[Data excerpts]
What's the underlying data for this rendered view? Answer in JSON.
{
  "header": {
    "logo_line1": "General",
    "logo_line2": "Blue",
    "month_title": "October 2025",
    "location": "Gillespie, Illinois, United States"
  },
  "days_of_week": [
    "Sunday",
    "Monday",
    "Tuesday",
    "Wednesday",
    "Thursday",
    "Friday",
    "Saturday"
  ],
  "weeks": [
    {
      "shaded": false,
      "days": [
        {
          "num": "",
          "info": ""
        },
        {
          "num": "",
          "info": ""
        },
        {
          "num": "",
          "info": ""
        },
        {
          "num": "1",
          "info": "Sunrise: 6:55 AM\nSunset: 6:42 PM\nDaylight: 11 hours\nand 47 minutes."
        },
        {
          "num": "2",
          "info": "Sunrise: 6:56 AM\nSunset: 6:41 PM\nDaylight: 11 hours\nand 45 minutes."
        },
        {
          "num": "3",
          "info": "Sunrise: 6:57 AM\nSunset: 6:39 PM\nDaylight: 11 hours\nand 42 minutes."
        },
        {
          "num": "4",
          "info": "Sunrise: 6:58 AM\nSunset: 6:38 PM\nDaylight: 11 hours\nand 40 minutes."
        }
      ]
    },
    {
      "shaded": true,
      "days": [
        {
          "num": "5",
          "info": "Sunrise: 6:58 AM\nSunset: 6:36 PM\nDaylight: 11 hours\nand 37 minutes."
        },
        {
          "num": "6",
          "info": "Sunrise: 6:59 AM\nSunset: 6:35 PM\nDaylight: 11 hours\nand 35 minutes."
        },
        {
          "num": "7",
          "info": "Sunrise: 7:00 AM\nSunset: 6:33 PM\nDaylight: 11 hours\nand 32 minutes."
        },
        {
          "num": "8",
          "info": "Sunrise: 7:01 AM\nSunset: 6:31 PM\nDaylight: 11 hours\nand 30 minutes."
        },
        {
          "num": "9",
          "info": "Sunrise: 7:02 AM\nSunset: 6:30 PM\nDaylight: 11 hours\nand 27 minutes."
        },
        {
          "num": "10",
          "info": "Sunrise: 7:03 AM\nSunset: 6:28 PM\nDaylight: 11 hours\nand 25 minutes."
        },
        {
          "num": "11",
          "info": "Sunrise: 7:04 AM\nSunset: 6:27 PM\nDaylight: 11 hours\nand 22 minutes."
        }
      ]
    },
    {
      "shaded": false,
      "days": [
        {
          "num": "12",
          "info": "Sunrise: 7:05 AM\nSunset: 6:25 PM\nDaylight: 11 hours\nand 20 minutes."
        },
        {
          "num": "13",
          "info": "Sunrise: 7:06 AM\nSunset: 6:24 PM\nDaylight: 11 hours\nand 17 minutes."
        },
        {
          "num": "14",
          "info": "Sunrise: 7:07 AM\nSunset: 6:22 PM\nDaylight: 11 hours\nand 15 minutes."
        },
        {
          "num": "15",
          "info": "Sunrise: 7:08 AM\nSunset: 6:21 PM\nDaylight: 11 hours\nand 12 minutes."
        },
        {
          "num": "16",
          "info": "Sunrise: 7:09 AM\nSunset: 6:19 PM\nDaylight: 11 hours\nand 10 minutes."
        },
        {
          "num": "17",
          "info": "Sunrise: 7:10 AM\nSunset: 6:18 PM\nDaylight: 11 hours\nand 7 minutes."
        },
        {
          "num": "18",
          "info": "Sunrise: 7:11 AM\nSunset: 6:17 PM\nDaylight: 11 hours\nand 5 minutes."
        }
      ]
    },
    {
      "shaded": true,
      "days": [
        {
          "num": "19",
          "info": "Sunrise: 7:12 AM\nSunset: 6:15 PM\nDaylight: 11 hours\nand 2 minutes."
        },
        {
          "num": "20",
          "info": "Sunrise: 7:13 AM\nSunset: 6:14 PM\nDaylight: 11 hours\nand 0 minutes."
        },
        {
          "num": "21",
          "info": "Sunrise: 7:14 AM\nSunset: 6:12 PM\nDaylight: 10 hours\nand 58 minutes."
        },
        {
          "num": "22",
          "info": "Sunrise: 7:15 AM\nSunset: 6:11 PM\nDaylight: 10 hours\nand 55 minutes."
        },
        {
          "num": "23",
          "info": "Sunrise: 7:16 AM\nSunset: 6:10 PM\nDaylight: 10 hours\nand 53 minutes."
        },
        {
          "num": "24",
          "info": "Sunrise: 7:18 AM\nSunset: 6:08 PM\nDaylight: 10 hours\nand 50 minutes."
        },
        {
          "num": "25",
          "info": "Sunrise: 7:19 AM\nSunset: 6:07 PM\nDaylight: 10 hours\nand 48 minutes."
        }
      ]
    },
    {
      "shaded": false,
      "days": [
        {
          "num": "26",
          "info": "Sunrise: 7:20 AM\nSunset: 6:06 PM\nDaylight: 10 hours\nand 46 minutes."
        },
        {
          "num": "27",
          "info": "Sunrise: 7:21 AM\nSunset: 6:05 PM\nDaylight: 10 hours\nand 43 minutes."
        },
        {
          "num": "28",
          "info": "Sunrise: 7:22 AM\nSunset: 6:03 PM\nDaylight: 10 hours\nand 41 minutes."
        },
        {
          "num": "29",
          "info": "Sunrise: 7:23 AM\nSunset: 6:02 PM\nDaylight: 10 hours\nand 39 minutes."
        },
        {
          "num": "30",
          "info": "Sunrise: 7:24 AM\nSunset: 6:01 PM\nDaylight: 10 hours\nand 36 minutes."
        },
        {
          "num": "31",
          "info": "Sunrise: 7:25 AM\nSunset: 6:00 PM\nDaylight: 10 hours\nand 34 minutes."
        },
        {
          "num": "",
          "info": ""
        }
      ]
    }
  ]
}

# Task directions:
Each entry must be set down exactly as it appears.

# Answer space:
What's the underlying data for this rendered view? Answer in JSON.
{
  "header": {
    "logo_line1": "General",
    "logo_line2": "Blue",
    "month_title": "October 2025",
    "location": "Gillespie, Illinois, United States"
  },
  "days_of_week": [
    "Sunday",
    "Monday",
    "Tuesday",
    "Wednesday",
    "Thursday",
    "Friday",
    "Saturday"
  ],
  "weeks": [
    {
      "shaded": false,
      "days": [
        {
          "num": "",
          "info": ""
        },
        {
          "num": "",
          "info": ""
        },
        {
          "num": "",
          "info": ""
        },
        {
          "num": "1",
          "info": "Sunrise: 6:55 AM\nSunset: 6:42 PM\nDaylight: 11 hours\nand 47 minutes."
        },
        {
          "num": "2",
          "info": "Sunrise: 6:56 AM\nSunset: 6:41 PM\nDaylight: 11 hours\nand 45 minutes."
        },
        {
          "num": "3",
          "info": "Sunrise: 6:57 AM\nSunset: 6:39 PM\nDaylight: 11 hours\nand 42 minutes."
        },
        {
          "num": "4",
          "info": "Sunrise: 6:58 AM\nSunset: 6:38 PM\nDaylight: 11 hours\nand 40 minutes."
        }
      ]
    },
    {
      "shaded": true,
      "days": [
        {
          "num": "5",
          "info": "Sunrise: 6:58 AM\nSunset: 6:36 PM\nDaylight: 11 hours\nand 37 minutes."
        },
        {
          "num": "6",
          "info": "Sunrise: 6:59 AM\nSunset: 6:35 PM\nDaylight: 11 hours\nand 35 minutes."
        },
        {
          "num": "7",
          "info": "Sunrise: 7:00 AM\nSunset: 6:33 PM\nDaylight: 11 hours\nand 32 minutes."
        },
        {
          "num": "8",
          "info": "Sunrise: 7:01 AM\nSunset: 6:31 PM\nDaylight: 11 hours\nand 30 minutes."
        },
        {
          "num": "9",
          "info": "Sunrise: 7:02 AM\nSunset: 6:30 PM\nDaylight: 11 hours\nand 27 minutes."
        },
        {
          "num": "10",
          "info": "Sunrise: 7:03 AM\nSunset: 6:28 PM\nDaylight: 11 hours\nand 25 minutes."
        },
        {
          "num": "11",
          "info": "Sunrise: 7:04 AM\nSunset: 6:27 PM\nDaylight: 11 hours\nand 22 minutes."
        }
      ]
    },
    {
      "shaded": false,
      "days": [
        {
          "num": "12",
          "info": "Sunrise: 7:05 AM\nSunset: 6:25 PM\nDaylight: 11 hours\nand 20 minutes."
        },
        {
          "num": "13",
          "info": "Sunrise: 7:06 AM\nSunset: 6:24 PM\nDaylight: 11 hours\nand 17 minutes."
        },
        {
          "num": "14",
          "info": "Sunrise: 7:07 AM\nSunset: 6:22 PM\nDaylight: 11 hours\nand 15 minutes."
        },
        {
          "num": "15",
          "info": "Sunrise: 7:08 AM\nSunset: 6:21 PM\nDaylight: 11 hours\nand 12 minutes."
        },
        {
          "num": "16",
          "info": "Sunrise: 7:09 AM\nSunset: 6:19 PM\nDaylight: 11 hours\nand 10 minutes."
        },
        {
          "num": "17",
          "info": "Sunrise: 7:10 AM\nSunset: 6:18 PM\nDaylight: 11 hours\nand 7 minutes."
        },
        {
          "num": "18",
          "info": "Sunrise: 7:11 AM\nSunset: 6:17 PM\nDaylight: 11 hours\nand 5 minutes."
        }
      ]
    },
    {
      "shaded": true,
      "days": [
        {
          "num": "19",
          "info": "Sunrise: 7:12 AM\nSunset: 6:15 PM\nDaylight: 11 hours\nand 2 minutes."
        },
        {
          "num": "20",
          "info": "Sunrise: 7:13 AM\nSunset: 6:14 PM\nDaylight: 11 hours\nand 0 minutes."
        },
        {
          "num": "21",
          "info": "Sunrise: 7:14 AM\nSunset: 6:12 PM\nDaylight: 10 hours\nand 58 minutes."
        },
        {
          "num": "22",
          "info": "Sunrise: 7:15 AM\nSunset: 6:11 PM\nDaylight: 10 hours\nand 55 minutes."
        },
        {
          "num": "23",
          "info": "Sunrise: 7:16 AM\nSunset: 6:10 PM\nDaylight: 10 hours\nand 53 minutes."
        },
        {
          "num": "24",
          "info": "Sunrise: 7:18 AM\nSunset: 6:08 PM\nDaylight: 10 hours\nand 50 minutes."
        },
        {
          "num": "25",
          "info": "Sunrise: 7:19 AM\nSunset: 6:07 PM\nDaylight: 10 hours\nand 48 minutes."
        }
      ]
    },
    {
      "shaded": false,
      "days": [
        {
          "num": "26",
          "info": "Sunrise: 7:20 AM\nSunset: 6:06 PM\nDaylight: 10 hours\nand 46 minutes."
        },
        {
          "num": "27",
          "info": "Sunrise: 7:21 AM\nSunset: 6:05 PM\nDaylight: 10 hours\nand 43 minutes."
        },
        {
          "num": "28",
          "info": "Sunrise: 7:22 AM\nSunset: 6:03 PM\nDaylight: 10 hours\nand 41 minutes."
        },
        {
          "num": "29",
          "info": "Sunrise: 7:23 AM\nSunset: 6:02 PM\nDaylight: 10 hours\nand 39 minutes."
        },
        {
          "num": "30",
          "info": "Sunrise: 7:24 AM\nSunset: 6:01 PM\nDaylight: 10 hours\nand 36 minutes."
        },
        {
          "num": "31",
          "info": "Sunrise: 7:25 AM\nSunset: 6:00 PM\nDaylight: 10 hours\nand 34 minutes."
        },
        {
          "num": "",
          "info": ""
        }
      ]
    }
  ]
}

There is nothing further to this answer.